I had hopes of finding some of Fred Gilbert's trophies for our museum but soon learned there was no Thomas Marshall Gilbert living in Sun City, Ariz. The next day the ladies in our museum office found the name of a great grandson, Douglas Gilbert, living in New Jersey. A phone call there was answered by a Catholic Mission secretary who informed us that Doug Gilbert once served as an African missionary , but was no longer with the Mission. I was about to give up when the lady on the other end said, "We have his mother's and father's address, if that will help you." Elated that I had finally found a living Gilbert descendant, I found it amusing that his name was Thomas Marshall Gilbert Jr.
A few weeks later, I flew to Kansas and spent the better part of a day and evening with Mr. Gilbert and his wife Jean. They had many of his grandfather's trophies and medals, which they were more than pleased to loan to our museum in Vandalia, where they are now on display.
Fred Gilbert also had a daughter Annie, named after Annie Oakley. A son was named after Tom Marshall and a daughter after Annie Oakley. That pretty well sums up how Fred Gilbert felt about these great shooters.
The May 1900 edition of The Sportsmen's Review (forerunner of TRAP & FIELD) told how Annie Oakley felt about Fred Gilbert, too. When covering the Grand American at live birds, the editor had this to say:

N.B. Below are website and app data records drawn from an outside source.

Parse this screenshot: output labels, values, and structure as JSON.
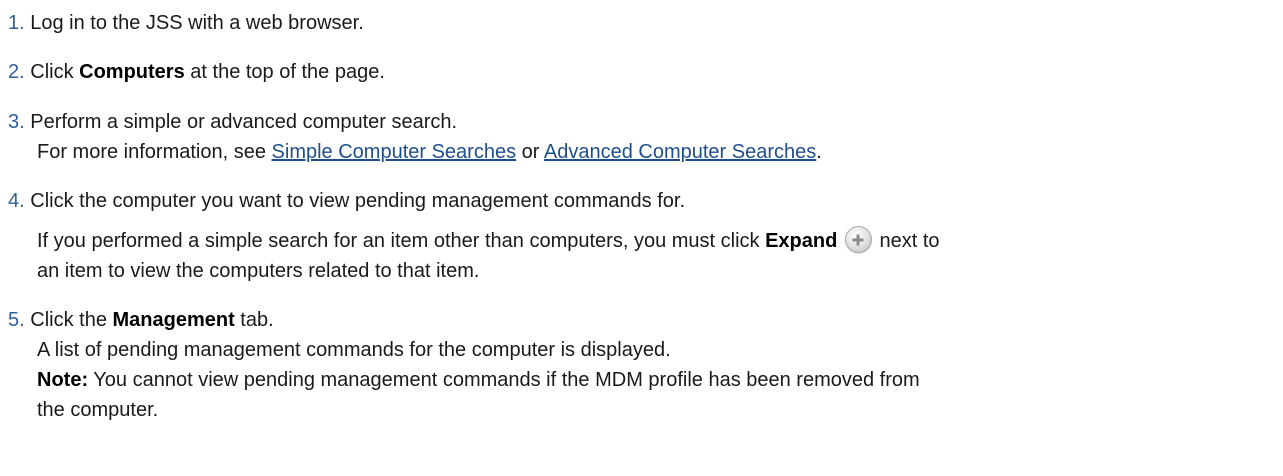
{
  "steps": [
    {
      "number": "1.",
      "text": "Log in to the JSS with a web browser."
    },
    {
      "number": "2.",
      "pre": "Click ",
      "bold": "Computers",
      "post": " at the top of the page."
    },
    {
      "number": "3.",
      "text": "Perform a simple or advanced computer search.",
      "line2_pre": "For more information, see ",
      "link1": "Simple Computer Searches",
      "line2_mid": " or ",
      "link2": "Advanced Computer Searches",
      "line2_post": "."
    },
    {
      "number": "4.",
      "text": "Click the computer you want to view pending management commands for.",
      "para_pre": "If you performed a simple search for an item other than computers, you must click ",
      "para_bold": "Expand",
      "para_post_a": " next to",
      "para_line2": "an item to view the computers related to that item."
    },
    {
      "number": "5.",
      "pre": "Click the ",
      "bold": "Management",
      "post": " tab.",
      "line2": "A list of pending management commands for the computer is displayed.",
      "note_label": "Note:",
      "note_text": " You cannot view pending management commands if the MDM profile has been removed from",
      "note_line2": "the computer."
    }
  ]
}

One of the most regrettable circumstances of the entire shoot was the illness of Fred M. Gilbert which prevented his attending the park any day during the entire week. Fred had come to New York the previous week in time to shoot his match with J. A. R. Elliott and at that time appeared to be in the best of health. The following Saturday he attended the Crosby-Elliott match, and as the day was quite chilly, he must have caught cold, for the next day he was taken with a severe attack of the grippe which confined him to his bed.

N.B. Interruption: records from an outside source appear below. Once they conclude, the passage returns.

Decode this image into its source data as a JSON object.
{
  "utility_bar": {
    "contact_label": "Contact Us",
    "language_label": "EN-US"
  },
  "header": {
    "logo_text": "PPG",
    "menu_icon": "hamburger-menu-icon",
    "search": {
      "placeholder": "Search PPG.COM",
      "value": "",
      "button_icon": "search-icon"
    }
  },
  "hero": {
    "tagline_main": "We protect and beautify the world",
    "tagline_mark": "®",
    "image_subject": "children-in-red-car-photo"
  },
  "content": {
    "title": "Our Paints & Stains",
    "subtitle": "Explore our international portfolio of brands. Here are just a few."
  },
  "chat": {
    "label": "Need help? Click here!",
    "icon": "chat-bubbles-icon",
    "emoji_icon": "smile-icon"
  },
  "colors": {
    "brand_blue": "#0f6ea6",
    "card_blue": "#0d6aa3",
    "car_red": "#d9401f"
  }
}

As an expression of sympathy for Fred Gilbert in his misfortune in not being able to attend the Grand American this year on account of his severe illness, Annie Oakley suggested that his friends contribute to purchase Fred's new heir, Master Thomas Marshall Gilbert, a loving cup. The suggestion met with great favor and was instantly acted upon. Within minutes, $111.00 had been turned in and was handed to the Honorable Thomas A. Marshall with the request to invest it in a suitable trophy for his namesake. The collection was made in so short a time that many of Fred's friends didn't know of it until afterwards and were much disappointed in not being able to contribute their mite .
This cup is still in the Gilbert family. Fortunately they kept many newspaper clippings, photos and correspondence, much of which I used to write this column. A prized possession was an eight-page, hand-written letter by Annie Oakley to Fred Gilbert's daughter. She wrote it on 'June 26, 1926, less than five months before she died. The letter is historically significant as it is quite possibly the last letter she ever wrote, and it leaves no doubt that she knew she was dying. The contents of the letter appears below. It has never been published before.
Many have never heard of Fred Gilbert, Tom Marshall or others of their era. Countless great men and equally as many wonderful shooting stories have been forgotten down through the years. These overlooked souls, the contributions they made and the tales they told are a big part of our trapshooting heritage. Those who come after us will remember, but only for a while, the shooting stars and contributors that they saw or read about. Then, they too will be delegated to remain alive only on musty pages of old magazines stored in a wet basement. I'm afraid the history of our game will never be taught in public schools.
Fred "Dood" Gilbert was inducted into the Trapshooting Hall of Fame in 1969. Since then, two others from the little town of Spirit Lake, Iowa, have also been inducted: Johnny Jahn in 1976 and Bob Allen in 1982. No other town in America can boast of three Hall of Famers.
|Last Updated on Wednesday, 02 June 2010 08:49|